When planning for the final disposition of your estate in Richmond, Missouri, there are a few things you'll want to consider: who do you want to give your assets to, and under what conditions? Do you have any preference for how your funeral should be handled? Do you have any particular wishes concerning end-of-life care? These questions, and more, should all be taken into account.
While the drafting of a will (the document that dictates what is to be done with the decedent's property after death) is typically the central component of any estate plan, there are several other elements which you may want to include, depending on your goals, and your financial situation.
A solid estate plan will also include instructions to your doctors about your preferences for end of life care, in case you become unable to express them. This is identified as a "living will." It should also include instructions about funeral arrangements and organ donation.
Most vitally, an estate plan should give instructions on the care of your minor children. It should lay out who is to take custody of them, and, if possible, leave them a large sum of money to assist with this care. Of course, you should discuss this matter with the people who you want to take custody of your children, to make sure they can truly take on such responsibility.
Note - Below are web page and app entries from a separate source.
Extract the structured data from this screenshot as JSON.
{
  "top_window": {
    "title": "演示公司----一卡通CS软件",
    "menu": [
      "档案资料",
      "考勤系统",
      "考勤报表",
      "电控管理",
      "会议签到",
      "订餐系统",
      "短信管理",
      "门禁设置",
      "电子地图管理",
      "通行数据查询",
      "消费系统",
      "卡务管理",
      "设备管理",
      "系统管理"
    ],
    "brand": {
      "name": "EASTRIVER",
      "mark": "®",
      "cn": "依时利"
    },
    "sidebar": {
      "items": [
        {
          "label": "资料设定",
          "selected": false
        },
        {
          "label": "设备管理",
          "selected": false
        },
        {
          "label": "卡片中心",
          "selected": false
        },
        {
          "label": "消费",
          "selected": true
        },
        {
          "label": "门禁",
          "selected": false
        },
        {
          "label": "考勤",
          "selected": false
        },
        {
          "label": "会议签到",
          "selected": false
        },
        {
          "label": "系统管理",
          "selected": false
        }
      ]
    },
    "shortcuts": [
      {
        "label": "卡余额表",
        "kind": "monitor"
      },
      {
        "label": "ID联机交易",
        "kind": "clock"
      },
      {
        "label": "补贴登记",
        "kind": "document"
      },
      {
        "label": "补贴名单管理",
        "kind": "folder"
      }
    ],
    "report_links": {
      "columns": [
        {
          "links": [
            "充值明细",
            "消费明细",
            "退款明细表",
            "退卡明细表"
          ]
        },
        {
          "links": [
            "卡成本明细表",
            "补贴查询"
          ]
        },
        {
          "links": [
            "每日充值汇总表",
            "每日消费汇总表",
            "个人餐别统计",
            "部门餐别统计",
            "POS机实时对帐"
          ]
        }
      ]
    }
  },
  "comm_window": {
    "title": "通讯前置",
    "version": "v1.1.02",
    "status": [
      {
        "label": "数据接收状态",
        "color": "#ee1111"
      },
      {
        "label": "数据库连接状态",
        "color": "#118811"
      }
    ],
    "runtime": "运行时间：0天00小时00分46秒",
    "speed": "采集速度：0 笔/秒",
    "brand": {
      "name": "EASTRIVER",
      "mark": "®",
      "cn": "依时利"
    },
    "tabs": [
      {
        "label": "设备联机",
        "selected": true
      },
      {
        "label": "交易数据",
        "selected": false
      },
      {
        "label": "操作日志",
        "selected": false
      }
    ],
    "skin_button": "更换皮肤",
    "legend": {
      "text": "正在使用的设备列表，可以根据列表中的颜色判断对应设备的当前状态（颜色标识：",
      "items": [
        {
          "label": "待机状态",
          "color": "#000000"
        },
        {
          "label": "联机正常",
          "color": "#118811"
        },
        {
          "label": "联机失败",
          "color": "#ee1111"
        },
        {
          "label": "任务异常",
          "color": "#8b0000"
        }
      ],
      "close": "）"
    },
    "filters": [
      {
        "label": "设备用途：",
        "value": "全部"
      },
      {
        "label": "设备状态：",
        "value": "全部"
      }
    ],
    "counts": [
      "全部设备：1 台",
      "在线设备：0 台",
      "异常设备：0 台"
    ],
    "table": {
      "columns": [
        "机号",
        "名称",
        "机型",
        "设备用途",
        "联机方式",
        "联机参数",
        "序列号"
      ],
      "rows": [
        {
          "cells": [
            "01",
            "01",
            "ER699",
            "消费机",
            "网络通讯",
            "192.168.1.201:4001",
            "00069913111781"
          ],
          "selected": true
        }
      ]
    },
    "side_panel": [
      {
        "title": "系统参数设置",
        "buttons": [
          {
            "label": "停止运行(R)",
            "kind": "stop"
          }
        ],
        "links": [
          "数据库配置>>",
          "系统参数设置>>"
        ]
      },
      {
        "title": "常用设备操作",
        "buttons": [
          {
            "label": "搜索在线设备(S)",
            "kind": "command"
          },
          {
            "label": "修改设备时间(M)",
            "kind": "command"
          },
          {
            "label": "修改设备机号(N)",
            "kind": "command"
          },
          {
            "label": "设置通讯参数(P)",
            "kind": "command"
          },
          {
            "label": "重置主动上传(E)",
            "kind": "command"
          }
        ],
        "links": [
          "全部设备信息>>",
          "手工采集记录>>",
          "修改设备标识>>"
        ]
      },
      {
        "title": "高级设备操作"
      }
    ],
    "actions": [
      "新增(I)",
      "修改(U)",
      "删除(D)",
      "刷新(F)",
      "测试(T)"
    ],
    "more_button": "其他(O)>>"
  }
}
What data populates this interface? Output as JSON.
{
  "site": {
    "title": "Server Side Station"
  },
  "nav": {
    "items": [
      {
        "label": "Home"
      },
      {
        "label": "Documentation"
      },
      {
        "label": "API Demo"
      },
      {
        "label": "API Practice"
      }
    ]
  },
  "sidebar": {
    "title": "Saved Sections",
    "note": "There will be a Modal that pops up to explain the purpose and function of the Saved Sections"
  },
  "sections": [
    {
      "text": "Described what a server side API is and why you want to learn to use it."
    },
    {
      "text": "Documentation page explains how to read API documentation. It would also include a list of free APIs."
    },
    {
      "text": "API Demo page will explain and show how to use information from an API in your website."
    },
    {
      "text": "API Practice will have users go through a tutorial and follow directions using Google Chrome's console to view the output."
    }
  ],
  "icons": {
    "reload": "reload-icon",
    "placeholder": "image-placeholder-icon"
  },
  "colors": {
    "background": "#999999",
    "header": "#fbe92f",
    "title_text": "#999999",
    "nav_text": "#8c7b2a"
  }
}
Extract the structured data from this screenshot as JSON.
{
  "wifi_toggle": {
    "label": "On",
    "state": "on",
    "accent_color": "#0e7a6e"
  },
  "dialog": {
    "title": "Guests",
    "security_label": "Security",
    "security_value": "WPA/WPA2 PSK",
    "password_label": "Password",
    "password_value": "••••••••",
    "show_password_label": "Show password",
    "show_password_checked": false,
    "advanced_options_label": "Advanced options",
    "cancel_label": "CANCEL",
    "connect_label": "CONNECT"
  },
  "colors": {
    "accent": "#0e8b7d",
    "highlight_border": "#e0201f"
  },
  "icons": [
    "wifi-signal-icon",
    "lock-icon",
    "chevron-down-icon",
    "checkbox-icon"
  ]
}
What Type of Estate Plan Do I Need in Richmond, Missouri?
This typically depends on your individual goals and priorities, your age, health, and the nature and quantity of your assets.
If you are in good health, young, and not married, planning an estate is probably not a high priority. And at this point in your life, it doesn't really have to be, with a few possible exceptions, such as individuals who work in very dangerous jobs, or who are very wealthy.
There is one group of unmarried people for whom estate planning in Richmond, Missouri is absolutely necessary: adults who are not married, but have a life partner who they'd like to provide for in the event of death. There are many rights that automatically attach with marriage, such as the right to inherit if a spouse dies without a will, the right to make medical decisions for the other spouse if they become incapacitated, etc. If you and your partner are, for whatever reason, unable or unwilling to get married, you will have to take various steps to secure these rights, such as granting power of attorney, and writing them into your will.
If you are elderly, and have a considerable amount of assets in Richmond, Missouri, estate planning may be more crucial at this stage of your life than any other. While estate planning deals with some morbid and unpleasant subjects (requiring us to confront the reality of our own mortality), it is necessary if you wish to live your life secure in the knowledge that your loved ones will be provided for to the extent that your assets allow.
Do I Need a Richmond, Missouri Estate Planning Attorney?
Because estate planning can be an intricate process, the expertise of a good lawyer in Richmond, Missouri who specializes in wills, trusts, and estates can make the process a great deal easier.